*** Supplied records

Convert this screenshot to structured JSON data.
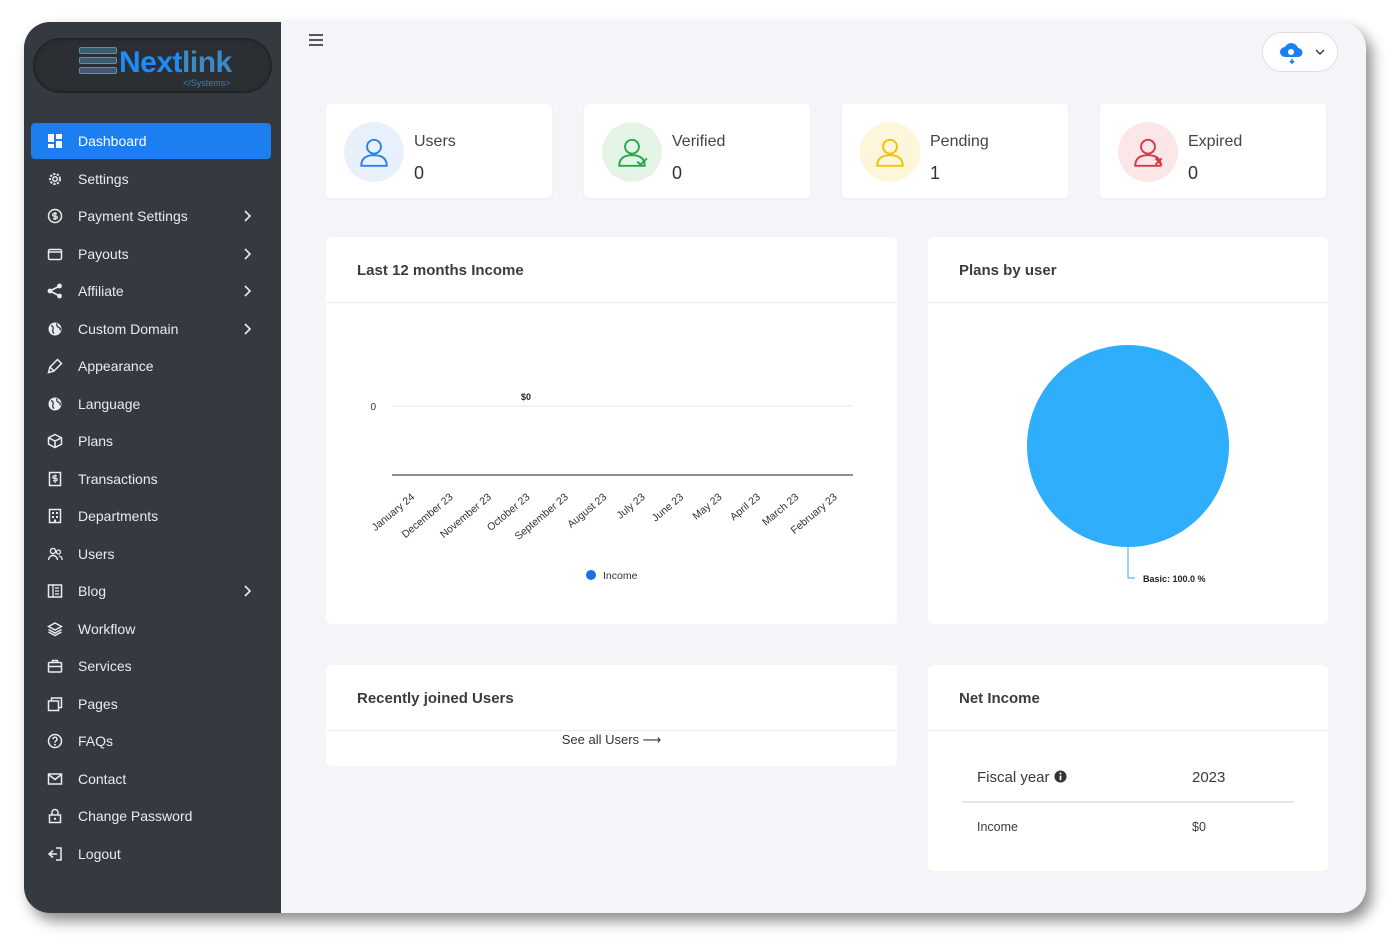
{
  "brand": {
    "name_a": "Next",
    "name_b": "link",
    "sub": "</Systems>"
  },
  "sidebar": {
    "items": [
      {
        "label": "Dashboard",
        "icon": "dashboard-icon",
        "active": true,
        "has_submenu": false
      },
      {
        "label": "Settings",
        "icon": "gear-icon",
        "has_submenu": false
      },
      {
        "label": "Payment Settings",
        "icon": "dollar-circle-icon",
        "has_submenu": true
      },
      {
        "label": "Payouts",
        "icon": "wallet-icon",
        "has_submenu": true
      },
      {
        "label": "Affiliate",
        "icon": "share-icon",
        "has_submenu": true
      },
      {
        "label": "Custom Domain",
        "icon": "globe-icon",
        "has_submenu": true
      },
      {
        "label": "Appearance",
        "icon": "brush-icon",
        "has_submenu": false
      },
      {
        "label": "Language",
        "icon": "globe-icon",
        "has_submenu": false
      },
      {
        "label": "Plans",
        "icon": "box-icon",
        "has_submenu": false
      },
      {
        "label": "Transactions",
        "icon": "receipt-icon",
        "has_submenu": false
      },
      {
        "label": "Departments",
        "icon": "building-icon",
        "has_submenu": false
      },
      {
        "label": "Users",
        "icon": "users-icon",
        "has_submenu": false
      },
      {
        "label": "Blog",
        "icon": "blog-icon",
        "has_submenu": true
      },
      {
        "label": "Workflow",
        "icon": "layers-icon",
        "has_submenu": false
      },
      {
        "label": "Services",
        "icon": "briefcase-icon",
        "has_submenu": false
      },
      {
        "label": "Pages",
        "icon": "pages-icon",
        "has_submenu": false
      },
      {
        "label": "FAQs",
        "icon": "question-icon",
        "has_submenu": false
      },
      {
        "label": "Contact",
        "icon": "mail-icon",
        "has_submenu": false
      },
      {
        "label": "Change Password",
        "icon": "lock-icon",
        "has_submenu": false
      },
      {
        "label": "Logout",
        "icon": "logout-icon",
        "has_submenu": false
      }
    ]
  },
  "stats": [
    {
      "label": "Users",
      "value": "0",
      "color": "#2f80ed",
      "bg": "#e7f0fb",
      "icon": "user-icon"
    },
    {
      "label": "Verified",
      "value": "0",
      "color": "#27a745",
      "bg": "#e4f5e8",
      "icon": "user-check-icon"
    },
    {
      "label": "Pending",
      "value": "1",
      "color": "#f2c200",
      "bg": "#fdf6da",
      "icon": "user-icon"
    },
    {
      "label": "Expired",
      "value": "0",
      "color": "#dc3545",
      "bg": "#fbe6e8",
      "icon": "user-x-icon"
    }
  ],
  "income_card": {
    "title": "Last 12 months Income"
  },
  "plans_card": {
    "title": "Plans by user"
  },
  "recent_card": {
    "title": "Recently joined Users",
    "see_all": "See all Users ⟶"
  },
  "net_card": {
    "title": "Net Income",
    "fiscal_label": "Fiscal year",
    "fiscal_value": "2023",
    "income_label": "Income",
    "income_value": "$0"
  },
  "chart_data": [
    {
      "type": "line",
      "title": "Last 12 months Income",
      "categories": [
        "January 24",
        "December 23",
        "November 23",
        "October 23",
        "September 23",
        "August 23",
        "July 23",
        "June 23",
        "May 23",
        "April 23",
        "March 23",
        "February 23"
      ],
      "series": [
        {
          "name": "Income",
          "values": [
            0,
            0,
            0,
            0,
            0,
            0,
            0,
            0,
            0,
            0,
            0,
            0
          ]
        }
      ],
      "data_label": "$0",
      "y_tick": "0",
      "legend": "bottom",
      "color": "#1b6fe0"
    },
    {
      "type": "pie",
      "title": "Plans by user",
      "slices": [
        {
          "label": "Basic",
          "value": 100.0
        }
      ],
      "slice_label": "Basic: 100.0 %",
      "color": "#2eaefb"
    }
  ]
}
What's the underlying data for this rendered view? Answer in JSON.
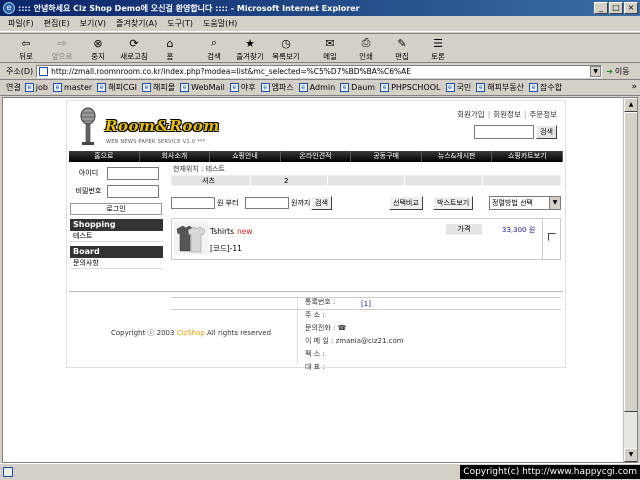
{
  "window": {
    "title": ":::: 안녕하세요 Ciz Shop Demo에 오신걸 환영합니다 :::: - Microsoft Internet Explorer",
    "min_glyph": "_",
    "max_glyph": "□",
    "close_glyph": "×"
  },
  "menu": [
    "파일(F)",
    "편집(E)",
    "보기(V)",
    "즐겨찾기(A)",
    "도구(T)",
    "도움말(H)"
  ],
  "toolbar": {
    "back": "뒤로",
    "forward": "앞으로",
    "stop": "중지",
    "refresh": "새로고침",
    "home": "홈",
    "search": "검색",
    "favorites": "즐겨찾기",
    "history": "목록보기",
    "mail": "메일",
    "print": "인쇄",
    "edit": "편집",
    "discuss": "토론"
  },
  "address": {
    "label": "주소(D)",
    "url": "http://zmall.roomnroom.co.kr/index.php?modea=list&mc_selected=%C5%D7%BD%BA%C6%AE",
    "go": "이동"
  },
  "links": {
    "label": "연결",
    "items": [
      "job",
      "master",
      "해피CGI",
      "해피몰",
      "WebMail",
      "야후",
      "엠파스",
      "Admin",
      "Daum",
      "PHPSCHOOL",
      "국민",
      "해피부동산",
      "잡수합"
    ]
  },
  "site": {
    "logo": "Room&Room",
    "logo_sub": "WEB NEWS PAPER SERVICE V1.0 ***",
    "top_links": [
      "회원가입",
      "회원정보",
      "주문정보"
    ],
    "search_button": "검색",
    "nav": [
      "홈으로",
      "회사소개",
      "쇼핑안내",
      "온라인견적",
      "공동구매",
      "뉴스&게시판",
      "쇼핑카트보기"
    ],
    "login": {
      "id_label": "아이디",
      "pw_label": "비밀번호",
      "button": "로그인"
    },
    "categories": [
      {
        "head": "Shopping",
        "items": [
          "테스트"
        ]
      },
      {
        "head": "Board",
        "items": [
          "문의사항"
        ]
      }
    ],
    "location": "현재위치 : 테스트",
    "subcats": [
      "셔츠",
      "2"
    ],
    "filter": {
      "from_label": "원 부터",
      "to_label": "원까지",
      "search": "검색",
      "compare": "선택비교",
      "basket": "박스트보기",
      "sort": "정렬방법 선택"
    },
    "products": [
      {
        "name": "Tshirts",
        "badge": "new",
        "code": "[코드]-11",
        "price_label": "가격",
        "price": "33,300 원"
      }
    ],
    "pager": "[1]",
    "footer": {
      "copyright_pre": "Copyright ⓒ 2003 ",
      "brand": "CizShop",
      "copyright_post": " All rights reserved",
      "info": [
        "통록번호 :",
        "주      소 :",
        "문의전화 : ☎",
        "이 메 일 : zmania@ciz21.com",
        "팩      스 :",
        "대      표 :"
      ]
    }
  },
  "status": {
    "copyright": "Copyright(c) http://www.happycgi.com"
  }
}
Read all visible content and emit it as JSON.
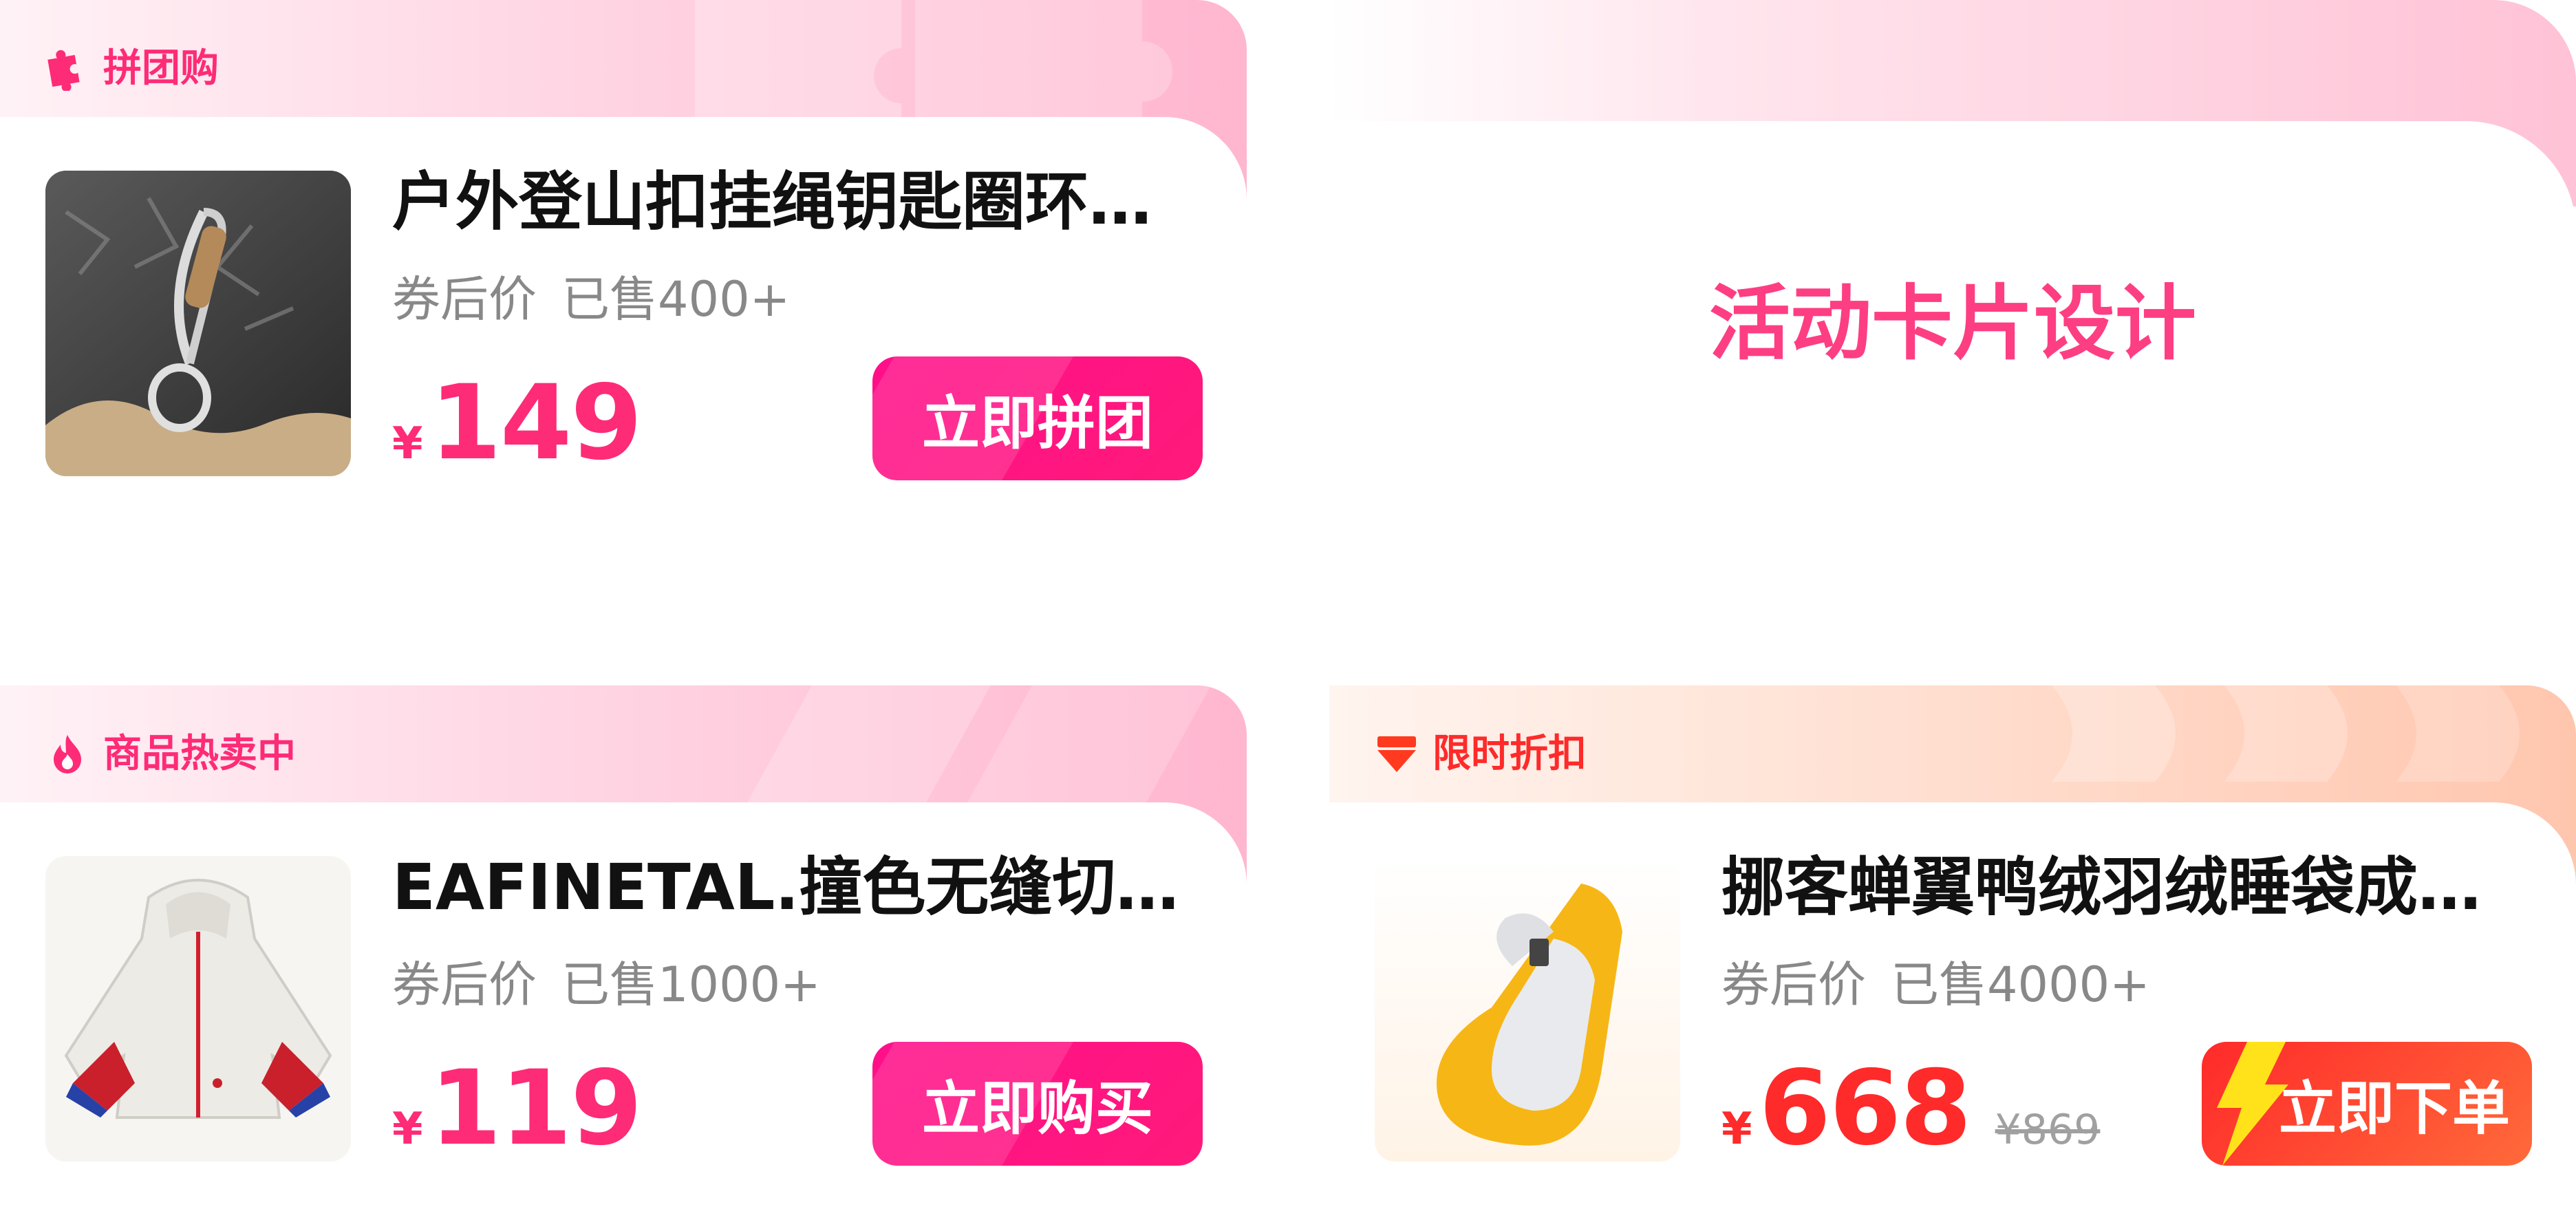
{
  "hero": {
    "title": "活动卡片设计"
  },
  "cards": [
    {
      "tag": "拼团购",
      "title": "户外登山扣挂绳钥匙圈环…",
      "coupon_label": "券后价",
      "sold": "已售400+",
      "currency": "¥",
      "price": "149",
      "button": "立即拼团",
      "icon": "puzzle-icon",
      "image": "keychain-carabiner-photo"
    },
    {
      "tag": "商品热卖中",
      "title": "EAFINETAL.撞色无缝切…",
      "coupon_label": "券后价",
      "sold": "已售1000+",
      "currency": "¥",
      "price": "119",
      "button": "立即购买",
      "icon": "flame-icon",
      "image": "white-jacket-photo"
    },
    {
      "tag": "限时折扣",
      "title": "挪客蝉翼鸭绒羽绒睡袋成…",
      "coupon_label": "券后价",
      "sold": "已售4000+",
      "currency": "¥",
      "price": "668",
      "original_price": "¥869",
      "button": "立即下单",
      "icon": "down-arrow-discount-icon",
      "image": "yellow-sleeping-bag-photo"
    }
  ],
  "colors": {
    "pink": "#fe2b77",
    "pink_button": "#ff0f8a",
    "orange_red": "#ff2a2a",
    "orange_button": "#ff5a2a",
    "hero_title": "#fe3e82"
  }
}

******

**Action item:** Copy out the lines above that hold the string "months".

**Written solution:**
    "title": "Last 12 months Income"
      "title": "Last 12 months Income",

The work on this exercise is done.